Copy out each line of the data that includes the string "tracks".

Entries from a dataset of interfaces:
'''
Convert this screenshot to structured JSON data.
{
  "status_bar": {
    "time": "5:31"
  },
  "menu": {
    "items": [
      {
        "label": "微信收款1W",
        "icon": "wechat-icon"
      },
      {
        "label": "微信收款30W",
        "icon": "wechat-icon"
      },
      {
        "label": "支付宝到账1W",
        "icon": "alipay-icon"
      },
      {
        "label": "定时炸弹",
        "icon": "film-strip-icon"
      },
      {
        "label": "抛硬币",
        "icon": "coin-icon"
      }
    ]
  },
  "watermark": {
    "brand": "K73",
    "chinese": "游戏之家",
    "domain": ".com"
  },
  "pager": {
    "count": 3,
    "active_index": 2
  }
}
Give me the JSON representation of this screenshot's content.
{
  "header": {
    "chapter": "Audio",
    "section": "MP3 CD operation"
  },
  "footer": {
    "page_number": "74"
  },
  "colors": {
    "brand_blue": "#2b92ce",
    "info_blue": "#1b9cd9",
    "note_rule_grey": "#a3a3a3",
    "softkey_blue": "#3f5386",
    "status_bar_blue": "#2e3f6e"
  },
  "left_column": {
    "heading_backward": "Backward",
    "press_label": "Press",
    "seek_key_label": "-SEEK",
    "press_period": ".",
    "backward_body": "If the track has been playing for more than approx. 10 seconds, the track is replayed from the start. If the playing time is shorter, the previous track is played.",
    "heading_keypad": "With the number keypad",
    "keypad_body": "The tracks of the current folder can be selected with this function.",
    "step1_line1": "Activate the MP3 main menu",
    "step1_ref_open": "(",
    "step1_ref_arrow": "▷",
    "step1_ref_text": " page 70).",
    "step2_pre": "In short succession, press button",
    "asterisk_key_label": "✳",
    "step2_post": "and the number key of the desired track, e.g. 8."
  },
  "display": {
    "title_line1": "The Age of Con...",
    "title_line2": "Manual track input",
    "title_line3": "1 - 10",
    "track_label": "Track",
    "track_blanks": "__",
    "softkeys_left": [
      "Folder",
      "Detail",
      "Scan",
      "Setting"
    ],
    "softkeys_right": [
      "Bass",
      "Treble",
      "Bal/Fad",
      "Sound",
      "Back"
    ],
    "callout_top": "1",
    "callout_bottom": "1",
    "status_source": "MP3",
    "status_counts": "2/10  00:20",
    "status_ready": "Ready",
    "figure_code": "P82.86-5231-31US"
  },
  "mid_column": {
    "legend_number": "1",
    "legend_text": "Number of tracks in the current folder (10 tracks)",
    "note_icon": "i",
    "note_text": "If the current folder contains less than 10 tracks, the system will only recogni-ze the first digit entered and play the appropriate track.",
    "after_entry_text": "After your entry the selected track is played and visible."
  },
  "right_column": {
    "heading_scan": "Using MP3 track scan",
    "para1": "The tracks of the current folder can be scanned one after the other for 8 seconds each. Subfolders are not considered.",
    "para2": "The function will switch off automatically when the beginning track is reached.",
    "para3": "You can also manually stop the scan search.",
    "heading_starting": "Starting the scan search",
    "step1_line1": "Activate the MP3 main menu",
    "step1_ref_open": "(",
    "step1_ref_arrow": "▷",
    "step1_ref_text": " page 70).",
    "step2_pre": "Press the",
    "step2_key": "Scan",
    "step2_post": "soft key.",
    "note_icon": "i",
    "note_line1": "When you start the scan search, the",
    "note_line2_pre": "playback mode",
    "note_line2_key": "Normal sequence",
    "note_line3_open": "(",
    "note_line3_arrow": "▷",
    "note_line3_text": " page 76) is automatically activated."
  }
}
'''
— EXERCISE SOLUTION —
    "keypad_body": "The tracks of the current folder can be selected with this function.",
    "legend_text": "Number of tracks in the current folder (10 tracks)",
    "note_text": "If the current folder contains less than 10 tracks, the system will only recogni-ze the first digit entered and play the appropriate track.",
    "para1": "The tracks of the current folder can be scanned one after the other for 8 seconds each. Subfolders are not considered.",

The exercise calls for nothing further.